Sadoun credited this largely to the integration of data analytics firm Epsilon, which he said helped it garner insights on US consumers and capitalise on a growing shift from brands towards online advertising, e-commerce and direct-to-consumer (DTC) amid the Covid-19 outbreak.
“Our model is complete in the US, in terms of first-party data we are ahead of the competition,” he said.
The chief attributed the Groupe’s wider success to its ‘Power Of One’ model (which unites different disciplines such as creative, media, data and digital transformation) and country-level management structure.
“We demonstrated in 2020 that we’re confident in our model, we believe that the shift to digital personalisation at scale and e-commerce is an opportunity for us,” he explained.
“Clients understand that in a cookieless world they need identity resolution technology and that’s what we’ve been bringing with Epsilon. Our creative business has also been resilient in the crisis, because the truth is, clients need creativity more than ever.”
Although it recently lost out on a $600m pitch for Walgreens to WPP, Sadoun also said strong new business momentum – which seen Publicis pick up the likes of Kraft-Heinz, Pfizer and Visa in 2020 – contributed to a better bottom line.
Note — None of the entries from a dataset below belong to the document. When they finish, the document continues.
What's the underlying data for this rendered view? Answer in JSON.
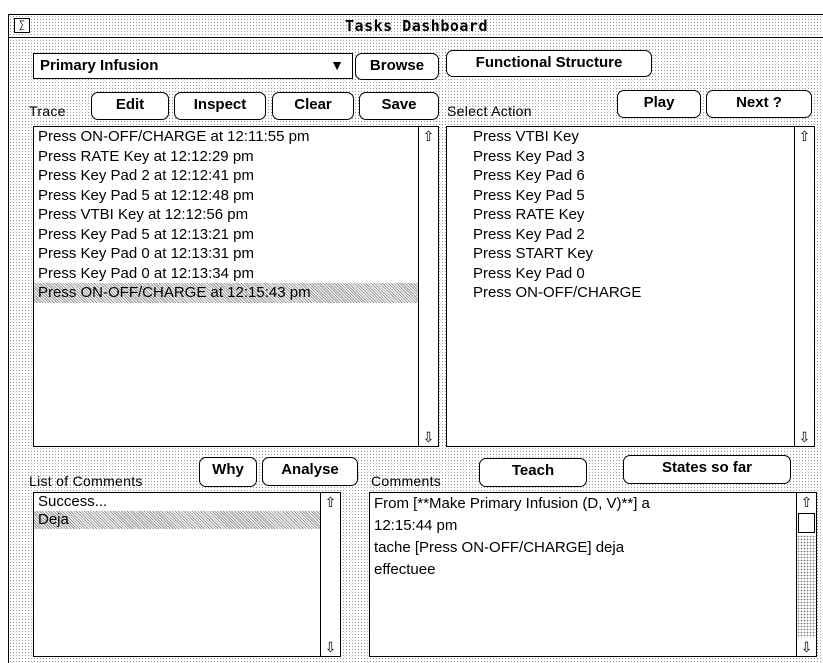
{
  "window": {
    "title": "Tasks Dashboard",
    "menu_glyph": "∑"
  },
  "top": {
    "dropdown_value": "Primary Infusion",
    "browse_label": "Browse",
    "functional_structure_label": "Functional Structure"
  },
  "trace": {
    "label": "Trace",
    "edit_label": "Edit",
    "inspect_label": "Inspect",
    "clear_label": "Clear",
    "save_label": "Save",
    "items": [
      "Press ON-OFF/CHARGE at 12:11:55 pm",
      "Press RATE Key at 12:12:29 pm",
      "Press Key Pad 2 at 12:12:41 pm",
      "Press Key Pad 5 at 12:12:48 pm",
      "Press VTBI Key at 12:12:56 pm",
      "Press Key Pad 5 at 12:13:21 pm",
      "Press Key Pad 0 at 12:13:31 pm",
      "Press Key Pad 0 at 12:13:34 pm",
      "Press ON-OFF/CHARGE at 12:15:43 pm"
    ],
    "selected_index": 8
  },
  "select_action": {
    "label": "Select Action",
    "play_label": "Play",
    "next_label": "Next ?",
    "items": [
      "Press VTBI Key",
      "Press Key Pad 3",
      "Press Key Pad 6",
      "Press Key Pad 5",
      "Press RATE Key",
      "Press Key Pad 2",
      "Press START Key",
      "Press Key Pad 0",
      "Press ON-OFF/CHARGE"
    ]
  },
  "comments_list": {
    "label": "List of Comments",
    "why_label": "Why",
    "analyse_label": "Analyse",
    "items": [
      "Success...",
      "Deja"
    ],
    "selected_index": 1
  },
  "comments": {
    "label": "Comments",
    "teach_label": "Teach",
    "states_label": "States so far",
    "lines": [
      "From [**Make Primary Infusion (D, V)**]  a",
      "12:15:44 pm",
      "tache [Press ON-OFF/CHARGE] deja",
      "effectuee"
    ]
  },
  "icons": {
    "up_arrow": "⇧",
    "down_arrow": "⇩",
    "dropdown_caret": "▼"
  }
}
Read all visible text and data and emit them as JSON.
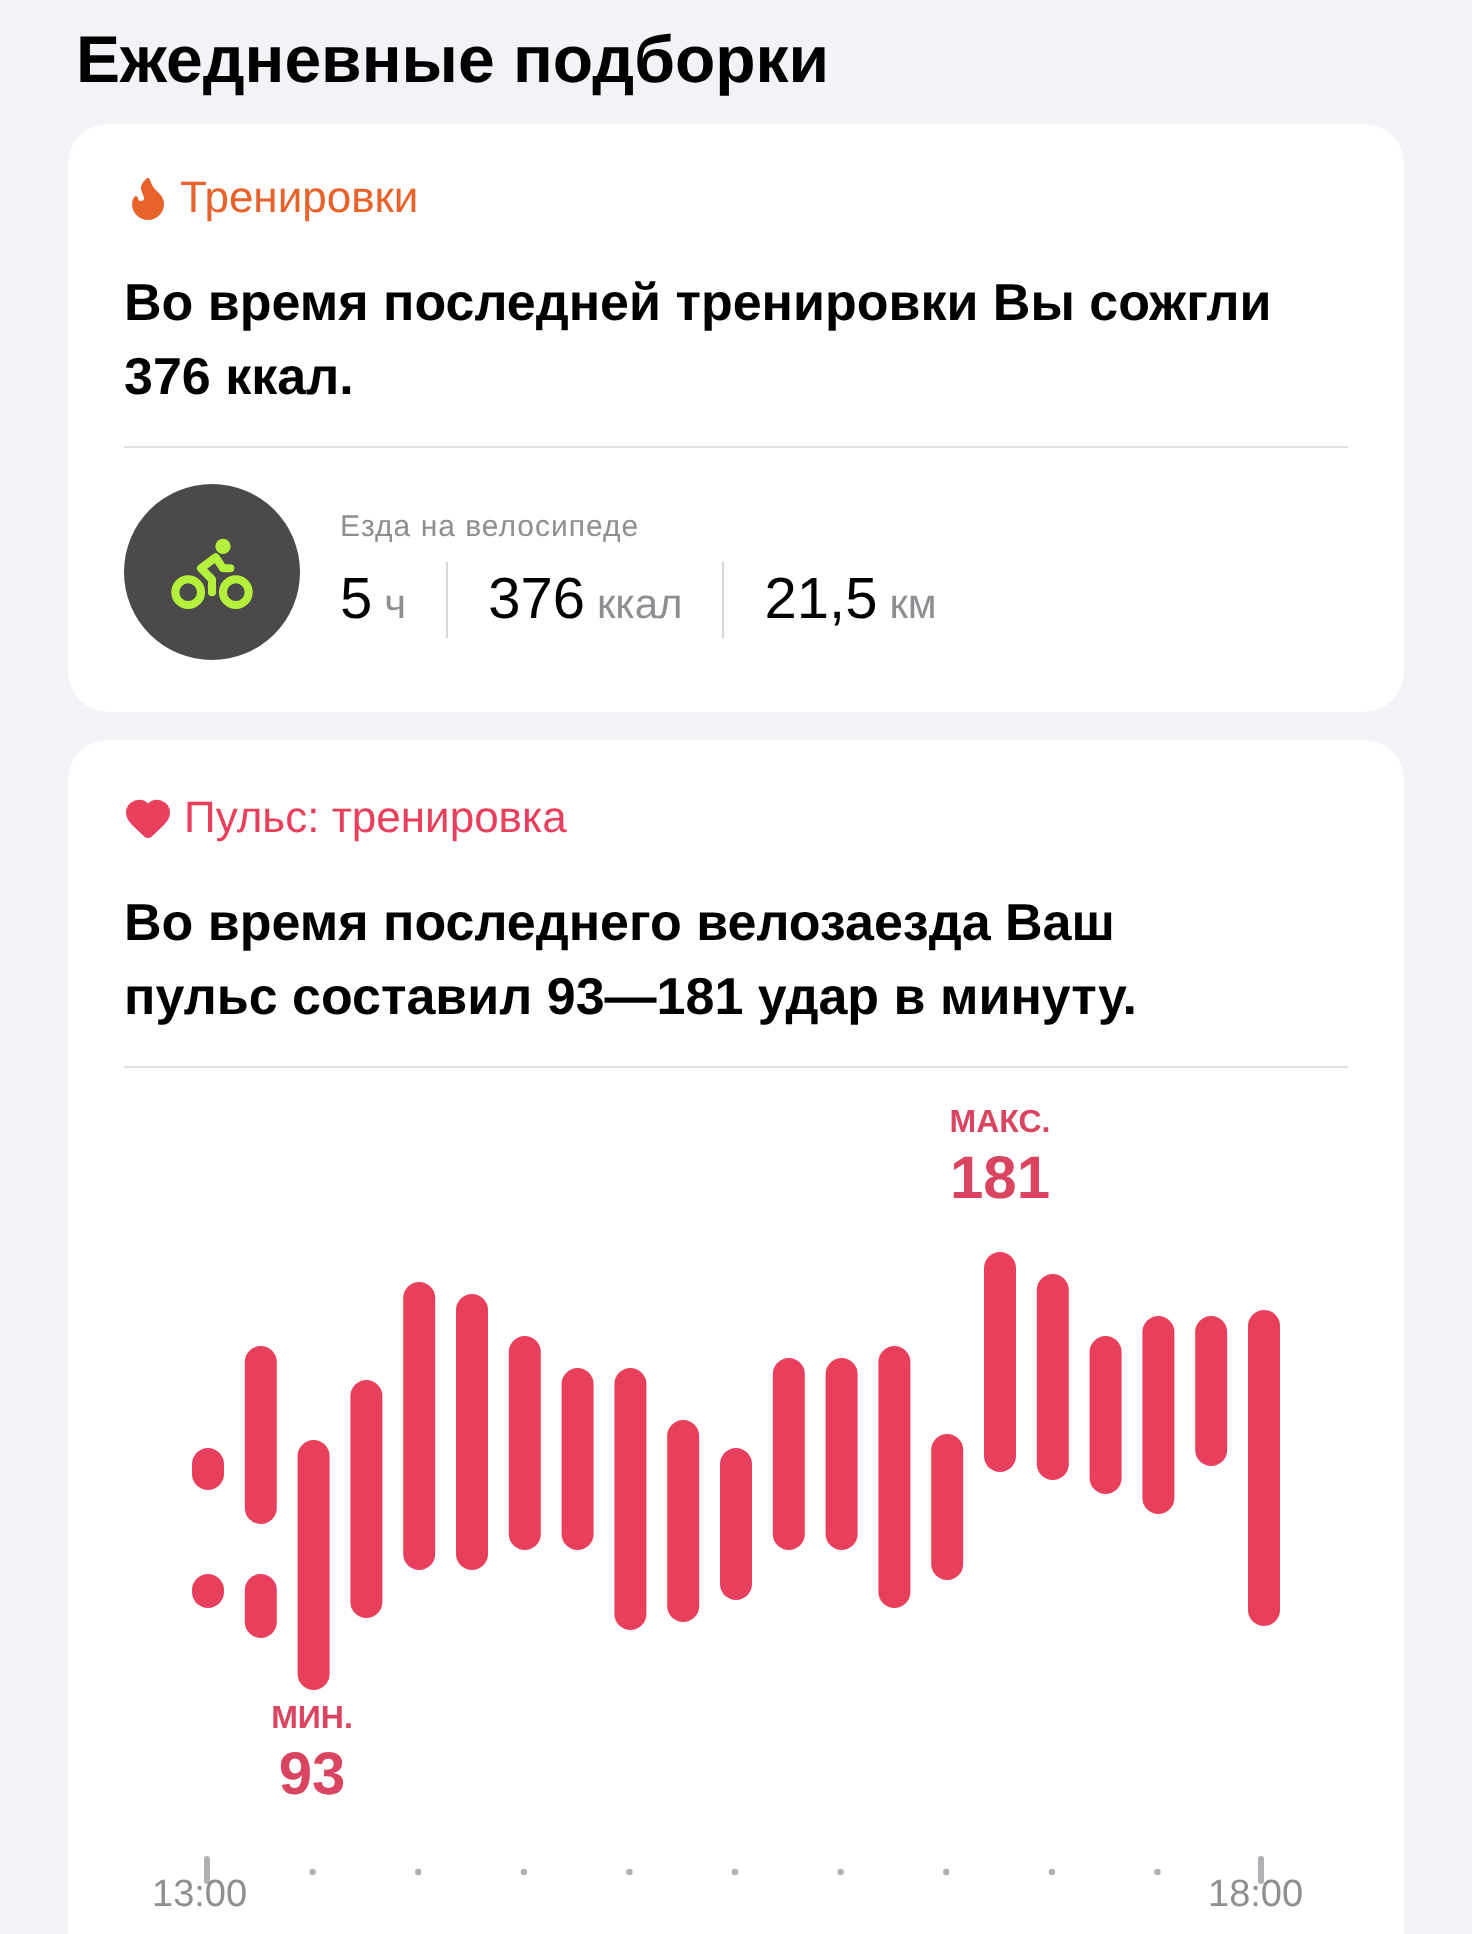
{
  "heading": "Ежедневные подборки",
  "workouts": {
    "title": "Тренировки",
    "summary": "Во время последней тренировки Вы сожгли 376 ккал.",
    "activity": {
      "name": "Езда на велосипеде",
      "stats": [
        {
          "value": "5",
          "unit": "ч"
        },
        {
          "value": "376",
          "unit": "ккал"
        },
        {
          "value": "21,5",
          "unit": "км"
        }
      ]
    }
  },
  "heart": {
    "title": "Пульс: тренировка",
    "summary": "Во время последнего велозаезда Ваш пульс составил 93—181 удар в минуту.",
    "min": {
      "label": "МИН.",
      "value": "93"
    },
    "max": {
      "label": "МАКС.",
      "value": "181"
    },
    "axis_labels": [
      "13:00",
      "18:00"
    ]
  }
}
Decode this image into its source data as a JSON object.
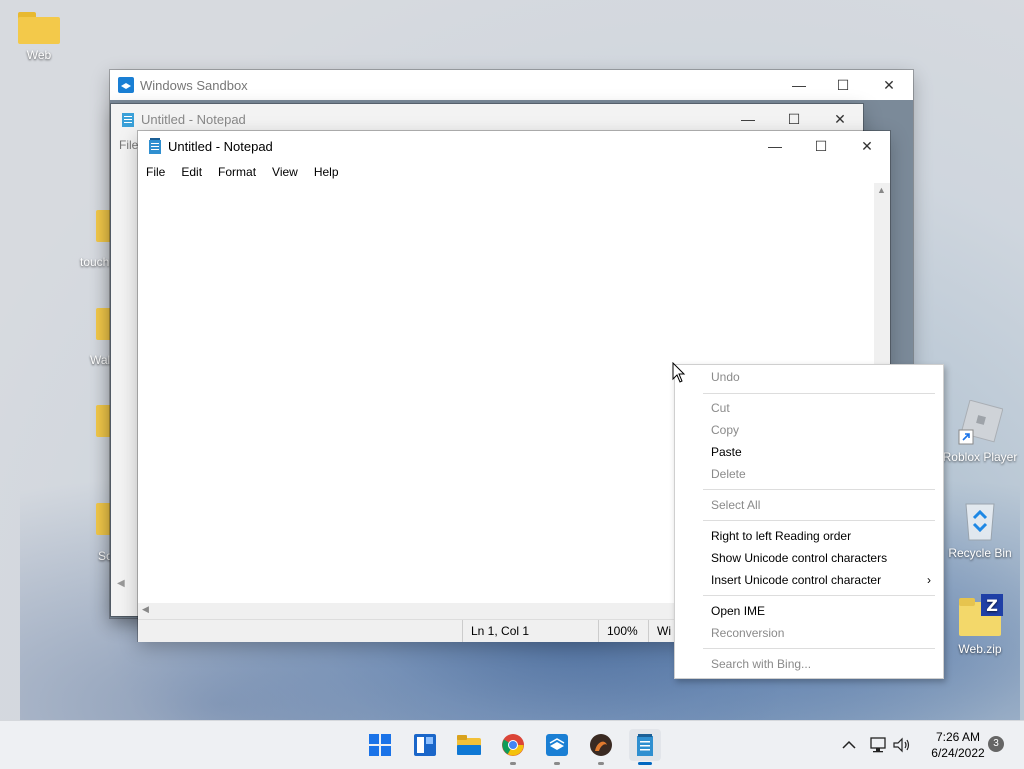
{
  "desktop": {
    "icons": {
      "web": "Web",
      "touch": "touch",
      "wal": "Wal",
      "sc": "Sc",
      "roblox": "Roblox Player",
      "recycle": "Recycle Bin",
      "webzip": "Web.zip"
    }
  },
  "sandbox": {
    "title": "Windows Sandbox"
  },
  "notepad_back": {
    "title": "Untitled - Notepad",
    "menu_peek": "File"
  },
  "notepad": {
    "title": "Untitled - Notepad",
    "menu": [
      "File",
      "Edit",
      "Format",
      "View",
      "Help"
    ],
    "status": {
      "position": "Ln 1, Col 1",
      "zoom": "100%",
      "eol": "Wi"
    }
  },
  "context_menu": {
    "items": [
      {
        "label": "Undo",
        "enabled": false
      },
      {
        "label": "Cut",
        "enabled": false
      },
      {
        "label": "Copy",
        "enabled": false
      },
      {
        "label": "Paste",
        "enabled": true
      },
      {
        "label": "Delete",
        "enabled": false
      },
      {
        "label": "Select All",
        "enabled": false
      },
      {
        "label": "Right to left Reading order",
        "enabled": true
      },
      {
        "label": "Show Unicode control characters",
        "enabled": true
      },
      {
        "label": "Insert Unicode control character",
        "enabled": true,
        "submenu": true
      },
      {
        "label": "Open IME",
        "enabled": true
      },
      {
        "label": "Reconversion",
        "enabled": false
      },
      {
        "label": "Search with Bing...",
        "enabled": false
      }
    ]
  },
  "taskbar": {
    "apps": [
      "start-icon",
      "widgets-icon",
      "file-explorer-icon",
      "chrome-icon",
      "sandbox-icon",
      "app-icon",
      "notepad-icon"
    ],
    "clock": {
      "time": "7:26 AM",
      "date": "6/24/2022"
    },
    "notification_count": "3"
  }
}
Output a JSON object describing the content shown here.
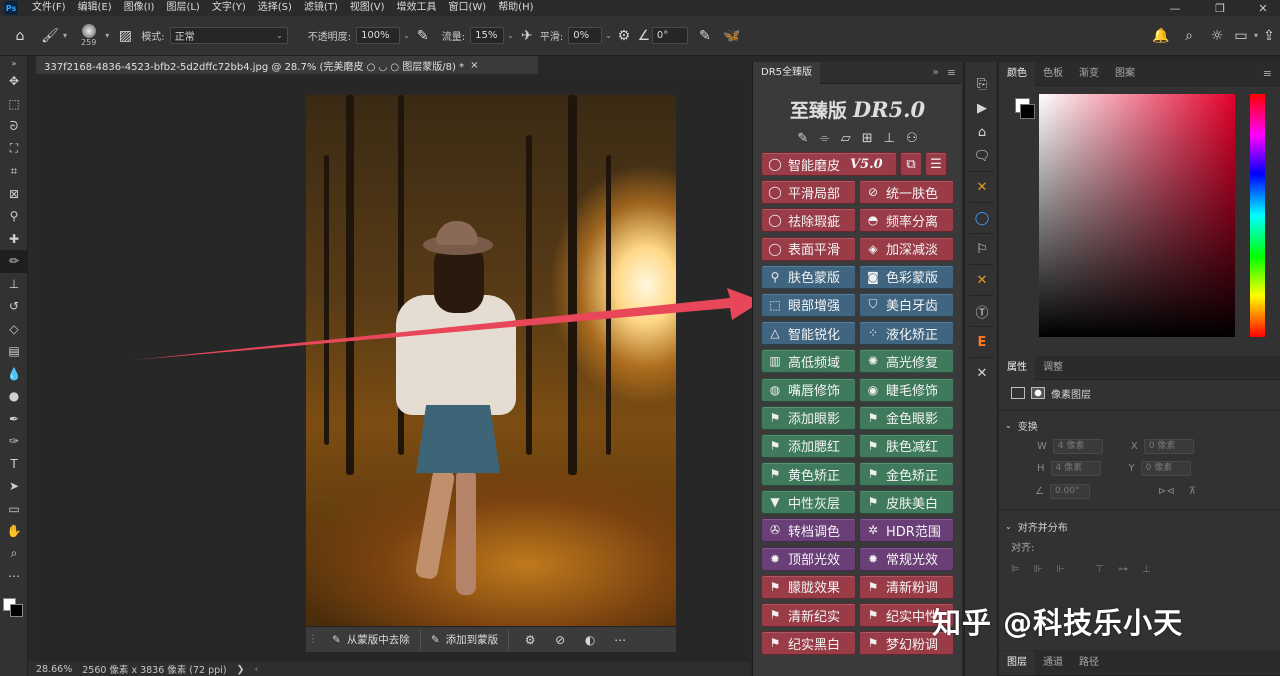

In markets like the UK, Publicis was among those hit by coronavirus-related redundancies at the start of last year. As well as staff cuts, around 6000 senior executives seen volunteered to have their pay temporarily slashed as part of a €500m plan to cut costs.
Following its “sustainable” performance, in which it did not accept any state aid from the French government, it will repay every salary sacrifice in full and set aside a higher bonus pool to “fairly reward” its teams.
Taking 2021 at face value
With vaccines being rolled out at differing speed across markets and ad spend recovery set to stall until the latter half of the year, Sadoun is cautious about the remainder of 2021, which he acknowledges could be even “tougher” than last.
He hopes that investment in an integrated model and a focus on talent will help shield the business from the worst of the impact and protect clients too. One certain thing is that he is predicting a return to ‘normal’ any time soon.
“I like to think of Q1 for 2021 as being more like another quarter of 2020. [As an industry] we shouldn’t look at 2021 as a year in itself, we should group it with 2020 and think of this like 24 months that represents a particular moment. Until we know how this is all going to end – which we don’t – then taking care of our people, accelerating for clients and protecting our structure are the only things that matter.”
With rumours of a Publicis sale put to bed, for now, Sadoun says that more acquisitions may be on the horizon for the business but these will be targeted towards smaller companies rather than beasts like Epsilon or Razorfish.
He said: “Our transformation in terms of assets is completed, we have what we need to transform. We will be looking at small businesses in data and commerce that will help us accelerate the international development of Epsilon.”
“When you see [the growth Epsilon is driving the US] it’s proof that we are moving in the right direction.”